Taking part in wildlife surveys can be great fun. It engages the brain, they often teach you to identify new species and provide valuable data for conservation organisations. I’ve discussed the benefits of wildlife surveys and many that happen during the year previously here. Today I am just listing surveys you can currently take part in during lockdown from your garden.
#Greatstaghunt The people’s trust for endangered animals want to hear about any sightings of stag beetles. Not one I get up North but some of you may be fortunate enough to see.
The big pond dipis one for people with ponds, obviously best done from May to August. Once you’ve done your dip it gives you a score and you then get advice on what you could do to make your pond more wildlife-friendly.
BTO The British trust for ornithology runs many year-round surveys but the easiest of these to take part in currently is the garden watch.
iRecord allows you to record all manner of wildlife sightings, insect, bird, mammals and wildflowers. This is then used by many organisations to help support where numbers are dropping and to see where wildlife is thriving.
Feel free to add any more you know of in the comments below.
With the lack of show gardens as the garden shows are cancelled Chelsea Physic Gardens have set a challenge to create a plot on a plate. The general gist is to make a garden or a landscape on a plate. You can use any plate up to 35cm and 6cm depth. People can enter as many times as they like, so you can carry on making as many gardens as you’d like. These can become a bit addictive making. We may end up a whole load sat around a bit like my kokedama craze.

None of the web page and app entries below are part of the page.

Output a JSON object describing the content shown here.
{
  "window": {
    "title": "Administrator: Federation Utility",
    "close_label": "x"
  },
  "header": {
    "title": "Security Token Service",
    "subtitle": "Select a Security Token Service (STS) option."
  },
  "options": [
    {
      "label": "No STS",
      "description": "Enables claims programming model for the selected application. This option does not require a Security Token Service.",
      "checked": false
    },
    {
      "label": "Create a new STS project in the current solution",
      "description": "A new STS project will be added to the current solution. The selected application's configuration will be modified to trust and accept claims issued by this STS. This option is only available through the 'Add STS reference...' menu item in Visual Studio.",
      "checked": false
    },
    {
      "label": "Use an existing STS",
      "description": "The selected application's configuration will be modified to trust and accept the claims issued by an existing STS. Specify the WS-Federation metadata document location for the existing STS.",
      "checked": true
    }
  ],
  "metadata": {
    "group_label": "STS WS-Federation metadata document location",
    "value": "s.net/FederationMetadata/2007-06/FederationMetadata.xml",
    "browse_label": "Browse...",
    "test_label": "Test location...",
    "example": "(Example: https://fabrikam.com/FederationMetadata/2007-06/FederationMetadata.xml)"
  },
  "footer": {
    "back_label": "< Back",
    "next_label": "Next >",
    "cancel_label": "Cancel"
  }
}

The categories are as follows:
Children aged 5-9
Children aged 10-15
Peoples vote (all entries)
Now, Alice is only 3 so she missed out on the children’s category so she may have to go in the pros instead. Alice had a plate left from a fairy garden she’d previously made that was in need of a freshen up. I scraped a section of mind-your-own-business up to use as the grass base for both plates. While some people see it as an annoying weed it’s quite nice for these projects. Alternatively, moss works well or you can sow grass seed into compost but this means you have to keep cutting it. It’s enough of a hassle mowing the lawn without having to take scissors to the fairy lawn as well.
The fairy house came with the set. We collected up a few glass beads for a path. Glass beads form a large part of Alice’s gardens. They are used much like fake grass but a lot prettier.
Our florist bits box was raided for some trees.
And a few Muscari were snipped for “trees”.
I drilled a drainage hole in a dish that’s been sat outside the back door for a good while as a plant saucer. I’d get in trouble if I claim a plate from the kitchen cupboard. I’m going for a basic landscape
A few slate chippings have been employed for a path.
I’ve snipped a few Ilex crenata branches to give me some trees. I put a bit of rooting hormone on. If I keep it moist I might get lucky and end up with some extra plants or some I can use for bonsai.
Gemstones have been employed for water.
I’ve tried to do it as a living landscape so it will need to be kept moist and shaded for the mind-your-own-business and to see if the cuttings can root. It was a nice little craft project. I may try another, maybe a little moss garden to place amongst the already mentioned kokedama. For those parents looking at something to fill the time during lockdown, it makes for a fun activity to do with the kids. Alice says hers isn’t finished so she’ll keep going back and adding to it and moving bits round for further entertainment.